Author: Atul Gawande
Title: Better: A Surgeon’s Notes on Performance
Publication Info: BBC Audiobooks America
This book is a collection of essays about the need for excellence in medicine because the cost of even a small error may be fatal. In the conclusion, Gawande makes suggestion on how the standards for being better can be applied to any field of endeavor.
Topics covered in the essays in this book include:
- The spread of infection in hospitals that should be preventable but habits of medical staff are difficult to change.
- The people skills required to stop the spread of disease in India.
- A review of the current state of malpractice law that offers a good balance between the surgeon’s fears and the rights of the patient.
- Amazing stories of doctors in India who regularly perform procedures outside their specialty and with limited resources but are as effective in healing patients as doctors in the US.
- The conundrum of whether doctors should participate in executions to help make them more humane or should completely eschew any practice that leads to a death.
This book was selected by my book club and I was pleasantly surprised that it was better (ha-ha!) than I expected. Gawande writes in a direct – sometimes arrogant – manner but at the end one can’t help but agree that he is on to something. As an added bonus, he practices in Boston, so I know where to go if I’m looking for a good surgeon.
Author: Michael Brooks
Title: 13 Things that Don’t Make Sense: The Most Baffling Scientific Mysteries of Our Time
Publication Info: New York : Doubleday, c2008.
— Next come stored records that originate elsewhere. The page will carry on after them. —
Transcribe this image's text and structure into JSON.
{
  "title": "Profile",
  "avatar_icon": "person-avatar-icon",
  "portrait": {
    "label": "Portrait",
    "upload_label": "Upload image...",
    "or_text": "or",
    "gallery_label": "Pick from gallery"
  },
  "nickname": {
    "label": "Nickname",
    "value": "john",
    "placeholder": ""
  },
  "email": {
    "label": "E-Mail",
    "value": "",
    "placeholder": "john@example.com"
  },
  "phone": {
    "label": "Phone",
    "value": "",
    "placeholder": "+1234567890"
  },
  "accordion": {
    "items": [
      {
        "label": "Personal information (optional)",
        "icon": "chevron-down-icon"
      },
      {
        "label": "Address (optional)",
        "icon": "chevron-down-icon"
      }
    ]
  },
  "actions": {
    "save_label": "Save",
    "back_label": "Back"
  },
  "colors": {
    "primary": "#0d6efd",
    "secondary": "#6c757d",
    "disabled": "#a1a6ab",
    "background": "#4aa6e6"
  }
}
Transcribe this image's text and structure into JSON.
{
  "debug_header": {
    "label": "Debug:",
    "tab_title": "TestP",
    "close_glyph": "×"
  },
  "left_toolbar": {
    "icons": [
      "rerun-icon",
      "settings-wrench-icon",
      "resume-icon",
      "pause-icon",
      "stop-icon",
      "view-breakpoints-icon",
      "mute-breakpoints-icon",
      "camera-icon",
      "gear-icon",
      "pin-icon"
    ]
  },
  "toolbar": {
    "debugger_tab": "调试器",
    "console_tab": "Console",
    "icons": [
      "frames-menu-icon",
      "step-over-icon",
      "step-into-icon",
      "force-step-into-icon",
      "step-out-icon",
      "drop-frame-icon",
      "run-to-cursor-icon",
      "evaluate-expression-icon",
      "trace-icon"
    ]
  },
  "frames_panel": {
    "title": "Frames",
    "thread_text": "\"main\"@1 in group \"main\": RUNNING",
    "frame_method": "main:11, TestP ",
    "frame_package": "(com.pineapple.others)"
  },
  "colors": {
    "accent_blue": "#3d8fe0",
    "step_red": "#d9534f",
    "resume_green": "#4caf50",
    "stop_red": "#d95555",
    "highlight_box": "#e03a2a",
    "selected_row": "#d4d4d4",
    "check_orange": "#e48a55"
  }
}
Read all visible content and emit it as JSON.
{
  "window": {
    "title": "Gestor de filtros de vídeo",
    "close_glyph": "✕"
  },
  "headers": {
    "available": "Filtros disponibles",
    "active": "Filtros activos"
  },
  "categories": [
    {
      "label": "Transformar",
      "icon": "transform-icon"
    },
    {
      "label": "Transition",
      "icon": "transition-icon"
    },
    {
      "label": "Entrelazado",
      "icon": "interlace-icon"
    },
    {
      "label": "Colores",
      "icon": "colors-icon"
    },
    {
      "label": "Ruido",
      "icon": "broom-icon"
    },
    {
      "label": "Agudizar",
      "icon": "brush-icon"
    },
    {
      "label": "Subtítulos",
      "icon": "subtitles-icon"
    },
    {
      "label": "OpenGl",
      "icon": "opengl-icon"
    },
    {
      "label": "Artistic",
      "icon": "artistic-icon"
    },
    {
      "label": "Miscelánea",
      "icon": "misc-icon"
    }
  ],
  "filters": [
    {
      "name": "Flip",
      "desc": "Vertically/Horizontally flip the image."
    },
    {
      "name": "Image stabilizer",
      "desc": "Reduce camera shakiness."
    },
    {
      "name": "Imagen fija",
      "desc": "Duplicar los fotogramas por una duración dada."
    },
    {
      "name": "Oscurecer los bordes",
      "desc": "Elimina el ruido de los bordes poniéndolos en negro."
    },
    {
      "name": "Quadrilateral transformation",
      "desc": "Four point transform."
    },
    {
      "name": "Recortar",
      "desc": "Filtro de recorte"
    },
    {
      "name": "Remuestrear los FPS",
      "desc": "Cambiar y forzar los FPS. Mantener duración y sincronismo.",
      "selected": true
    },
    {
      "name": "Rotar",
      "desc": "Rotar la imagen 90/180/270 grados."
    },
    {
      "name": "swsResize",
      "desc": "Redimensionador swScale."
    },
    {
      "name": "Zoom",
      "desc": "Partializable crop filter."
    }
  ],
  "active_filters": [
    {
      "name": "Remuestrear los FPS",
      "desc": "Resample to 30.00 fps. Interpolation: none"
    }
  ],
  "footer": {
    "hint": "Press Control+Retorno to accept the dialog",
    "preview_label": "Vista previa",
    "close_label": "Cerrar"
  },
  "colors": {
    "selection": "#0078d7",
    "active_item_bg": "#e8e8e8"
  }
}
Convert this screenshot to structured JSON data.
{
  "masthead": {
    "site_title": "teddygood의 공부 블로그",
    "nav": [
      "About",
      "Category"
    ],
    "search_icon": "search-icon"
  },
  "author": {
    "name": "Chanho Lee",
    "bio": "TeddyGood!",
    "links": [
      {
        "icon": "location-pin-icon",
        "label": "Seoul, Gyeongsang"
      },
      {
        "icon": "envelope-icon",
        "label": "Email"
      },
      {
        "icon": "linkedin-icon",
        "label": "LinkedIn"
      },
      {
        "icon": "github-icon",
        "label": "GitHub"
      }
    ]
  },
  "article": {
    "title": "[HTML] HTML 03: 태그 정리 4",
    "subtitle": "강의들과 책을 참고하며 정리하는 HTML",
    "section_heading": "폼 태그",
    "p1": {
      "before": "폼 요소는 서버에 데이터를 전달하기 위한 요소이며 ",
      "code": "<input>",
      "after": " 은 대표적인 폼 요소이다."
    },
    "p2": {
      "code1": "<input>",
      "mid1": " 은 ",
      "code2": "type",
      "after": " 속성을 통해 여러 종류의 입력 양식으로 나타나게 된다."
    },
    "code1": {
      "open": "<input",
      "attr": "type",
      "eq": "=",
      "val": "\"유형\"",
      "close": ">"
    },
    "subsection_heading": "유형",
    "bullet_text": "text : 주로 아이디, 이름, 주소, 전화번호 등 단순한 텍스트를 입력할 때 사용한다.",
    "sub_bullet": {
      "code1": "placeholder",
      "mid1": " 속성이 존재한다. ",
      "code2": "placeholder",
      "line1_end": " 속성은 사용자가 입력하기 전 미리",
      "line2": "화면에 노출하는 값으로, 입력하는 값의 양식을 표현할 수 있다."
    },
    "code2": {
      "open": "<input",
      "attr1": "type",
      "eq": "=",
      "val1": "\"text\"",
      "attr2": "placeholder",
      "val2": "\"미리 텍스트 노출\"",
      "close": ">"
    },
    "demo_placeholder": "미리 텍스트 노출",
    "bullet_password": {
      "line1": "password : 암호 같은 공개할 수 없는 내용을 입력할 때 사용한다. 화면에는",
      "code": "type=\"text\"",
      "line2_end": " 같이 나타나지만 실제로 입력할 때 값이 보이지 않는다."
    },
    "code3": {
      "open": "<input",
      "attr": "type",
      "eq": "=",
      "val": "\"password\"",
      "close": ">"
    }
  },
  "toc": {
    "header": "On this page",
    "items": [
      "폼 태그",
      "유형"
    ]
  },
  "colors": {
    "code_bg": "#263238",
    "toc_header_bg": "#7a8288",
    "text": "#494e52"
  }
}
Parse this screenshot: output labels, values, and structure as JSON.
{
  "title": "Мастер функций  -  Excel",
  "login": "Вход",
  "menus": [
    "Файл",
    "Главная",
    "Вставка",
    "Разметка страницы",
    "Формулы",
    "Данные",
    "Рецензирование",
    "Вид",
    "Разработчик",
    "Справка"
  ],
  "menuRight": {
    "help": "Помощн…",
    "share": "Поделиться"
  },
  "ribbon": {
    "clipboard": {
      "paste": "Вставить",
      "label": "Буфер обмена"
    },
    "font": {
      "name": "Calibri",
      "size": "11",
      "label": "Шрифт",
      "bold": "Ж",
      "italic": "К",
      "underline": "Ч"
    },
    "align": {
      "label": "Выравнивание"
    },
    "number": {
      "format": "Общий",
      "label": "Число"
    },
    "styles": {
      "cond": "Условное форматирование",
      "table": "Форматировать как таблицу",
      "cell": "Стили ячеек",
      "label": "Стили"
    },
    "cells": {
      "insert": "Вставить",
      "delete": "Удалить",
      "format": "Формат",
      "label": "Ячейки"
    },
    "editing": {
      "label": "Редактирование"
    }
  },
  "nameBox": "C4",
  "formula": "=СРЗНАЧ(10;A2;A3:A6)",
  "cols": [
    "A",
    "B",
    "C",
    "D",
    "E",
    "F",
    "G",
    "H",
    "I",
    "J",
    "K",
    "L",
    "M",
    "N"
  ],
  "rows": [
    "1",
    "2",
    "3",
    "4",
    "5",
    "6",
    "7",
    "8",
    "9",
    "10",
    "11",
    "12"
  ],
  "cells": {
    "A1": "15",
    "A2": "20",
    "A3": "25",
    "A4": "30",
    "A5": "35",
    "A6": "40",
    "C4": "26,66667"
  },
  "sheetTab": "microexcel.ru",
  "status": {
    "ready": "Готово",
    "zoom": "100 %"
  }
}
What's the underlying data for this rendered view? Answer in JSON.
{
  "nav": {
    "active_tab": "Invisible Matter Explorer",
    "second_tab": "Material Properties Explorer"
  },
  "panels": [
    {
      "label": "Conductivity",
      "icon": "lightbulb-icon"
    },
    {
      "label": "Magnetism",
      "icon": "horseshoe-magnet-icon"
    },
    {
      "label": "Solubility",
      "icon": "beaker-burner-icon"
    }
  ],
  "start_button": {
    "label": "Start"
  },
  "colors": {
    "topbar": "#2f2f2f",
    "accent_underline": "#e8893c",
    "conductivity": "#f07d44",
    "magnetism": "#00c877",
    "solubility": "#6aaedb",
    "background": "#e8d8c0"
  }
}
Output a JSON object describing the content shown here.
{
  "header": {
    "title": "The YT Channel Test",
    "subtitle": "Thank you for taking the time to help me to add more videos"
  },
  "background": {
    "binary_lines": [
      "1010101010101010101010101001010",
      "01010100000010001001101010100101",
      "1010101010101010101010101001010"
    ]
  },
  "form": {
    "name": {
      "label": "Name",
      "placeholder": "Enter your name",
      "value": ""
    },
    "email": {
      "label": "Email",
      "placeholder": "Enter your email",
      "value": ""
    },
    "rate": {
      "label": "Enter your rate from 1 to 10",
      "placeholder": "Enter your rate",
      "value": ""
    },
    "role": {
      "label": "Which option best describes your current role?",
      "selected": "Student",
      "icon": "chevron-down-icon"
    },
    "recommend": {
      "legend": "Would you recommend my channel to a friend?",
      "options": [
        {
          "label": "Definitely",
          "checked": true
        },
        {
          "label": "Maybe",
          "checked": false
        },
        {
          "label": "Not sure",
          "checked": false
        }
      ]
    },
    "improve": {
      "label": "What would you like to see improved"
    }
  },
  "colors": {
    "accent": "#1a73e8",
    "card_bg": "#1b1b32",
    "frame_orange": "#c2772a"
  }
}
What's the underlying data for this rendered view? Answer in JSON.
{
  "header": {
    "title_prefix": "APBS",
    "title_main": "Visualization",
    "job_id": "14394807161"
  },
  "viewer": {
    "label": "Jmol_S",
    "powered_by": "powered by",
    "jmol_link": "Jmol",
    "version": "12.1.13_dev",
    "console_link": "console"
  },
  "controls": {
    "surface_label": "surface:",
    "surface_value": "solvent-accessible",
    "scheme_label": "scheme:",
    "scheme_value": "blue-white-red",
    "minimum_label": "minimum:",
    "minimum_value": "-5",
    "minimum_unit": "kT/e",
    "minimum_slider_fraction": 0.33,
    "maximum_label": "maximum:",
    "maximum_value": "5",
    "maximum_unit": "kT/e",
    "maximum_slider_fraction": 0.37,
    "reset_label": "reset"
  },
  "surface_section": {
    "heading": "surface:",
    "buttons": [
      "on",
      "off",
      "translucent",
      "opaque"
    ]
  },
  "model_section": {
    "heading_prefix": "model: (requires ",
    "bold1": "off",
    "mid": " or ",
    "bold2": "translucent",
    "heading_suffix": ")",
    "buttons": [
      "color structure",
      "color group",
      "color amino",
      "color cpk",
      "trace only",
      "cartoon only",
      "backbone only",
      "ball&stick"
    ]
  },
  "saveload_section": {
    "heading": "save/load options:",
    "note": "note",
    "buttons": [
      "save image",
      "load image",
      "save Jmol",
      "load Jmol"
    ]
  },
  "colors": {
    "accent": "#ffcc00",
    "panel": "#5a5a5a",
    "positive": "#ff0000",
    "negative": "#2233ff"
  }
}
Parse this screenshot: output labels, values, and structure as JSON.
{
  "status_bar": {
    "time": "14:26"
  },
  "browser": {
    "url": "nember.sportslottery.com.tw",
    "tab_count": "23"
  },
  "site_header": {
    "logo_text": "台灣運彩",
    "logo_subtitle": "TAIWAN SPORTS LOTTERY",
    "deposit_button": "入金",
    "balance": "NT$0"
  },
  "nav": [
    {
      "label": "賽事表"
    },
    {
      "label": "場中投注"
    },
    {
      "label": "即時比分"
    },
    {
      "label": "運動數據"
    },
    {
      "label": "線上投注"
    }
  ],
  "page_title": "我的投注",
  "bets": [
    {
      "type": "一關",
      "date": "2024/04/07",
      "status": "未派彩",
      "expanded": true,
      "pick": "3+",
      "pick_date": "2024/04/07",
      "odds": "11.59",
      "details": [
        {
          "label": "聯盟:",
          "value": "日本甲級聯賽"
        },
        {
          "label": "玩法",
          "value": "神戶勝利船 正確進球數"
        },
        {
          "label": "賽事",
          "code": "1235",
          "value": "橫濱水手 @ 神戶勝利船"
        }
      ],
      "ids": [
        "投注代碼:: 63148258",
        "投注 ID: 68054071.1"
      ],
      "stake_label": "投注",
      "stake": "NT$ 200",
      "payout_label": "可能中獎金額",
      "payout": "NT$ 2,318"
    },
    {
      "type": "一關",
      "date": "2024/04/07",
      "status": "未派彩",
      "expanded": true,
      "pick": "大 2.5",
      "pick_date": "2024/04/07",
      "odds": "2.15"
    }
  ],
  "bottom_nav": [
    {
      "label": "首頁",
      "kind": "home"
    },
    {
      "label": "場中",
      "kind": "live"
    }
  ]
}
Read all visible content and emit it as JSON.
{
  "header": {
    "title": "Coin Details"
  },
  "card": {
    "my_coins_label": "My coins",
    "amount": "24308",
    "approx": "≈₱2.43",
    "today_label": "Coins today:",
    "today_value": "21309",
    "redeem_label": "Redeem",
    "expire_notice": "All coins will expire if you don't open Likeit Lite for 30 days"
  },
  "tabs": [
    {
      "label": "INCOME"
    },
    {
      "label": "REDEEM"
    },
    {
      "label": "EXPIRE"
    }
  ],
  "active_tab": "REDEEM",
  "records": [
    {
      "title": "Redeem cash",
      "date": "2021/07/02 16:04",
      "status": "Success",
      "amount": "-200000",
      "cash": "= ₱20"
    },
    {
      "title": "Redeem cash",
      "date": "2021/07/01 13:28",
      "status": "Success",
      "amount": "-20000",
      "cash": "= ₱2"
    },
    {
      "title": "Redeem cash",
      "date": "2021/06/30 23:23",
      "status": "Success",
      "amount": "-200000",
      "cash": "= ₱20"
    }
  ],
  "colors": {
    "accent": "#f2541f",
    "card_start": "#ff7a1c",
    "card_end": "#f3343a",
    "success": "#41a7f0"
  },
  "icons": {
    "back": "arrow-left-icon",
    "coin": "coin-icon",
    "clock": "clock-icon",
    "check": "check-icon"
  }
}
Summary/Review: This book is a collection of essays about scientific anomalies which are currently puzzling the scientific community. I think Brooks is deliberately provocative in choosing these 13 and frequently criticizing scientists for their insularity and claims of unassailability. On other hand, someone needs to say these things.
Here are the 13 things with a short synopsis of each:
- The Missing Universe – the question of dark matter which makes up most of our universe but cannot be found.
- The Pioneer Anomaly – should satellites drifting off course make us reevaluate our understanding of gravity?
- Varying Constants – the only constant in physics is inconstancy.
- Cold Fusion – an experiment so thoroughly debunked its not even to be discussed, but is there some truth to it?
- Life – how did it begin?
- Viking – did the Mars probe find evidence of extraterrestrial life?
- The WOW! Signal – have intelligent extraterrestrial beings already tried to contact us?
- A Giant Virus – the Mimivirus challenges what we think we know about viruses and the definition of life.
- Death – what is the genetic and evolutionary purpose of aging and death?
- Sex – is there really any evolutionary advantage to sexual reproduction over asexual reproduction?
- Free will – does our brain decide things for us before we even have a chance to “think.”
- The Placebo Effect – studies are inconclusive of whether placebos really work and what role they should play in medicine.
- Homeopathy – it’s all a bunch of hooey yet no scientific study has thoroughly discredited it either.
An interesting book, highly recommended if you’re interested in contemporary ideas in science.
Recommended books: What’s Next: Dispatches on the Future of Science by Max Brockman, Lost Discoveries: The Ancient Roots of Modern Science–From the Babylonians to the Maya by Dick Teresi, and The Day the Universe Changed by James Burke.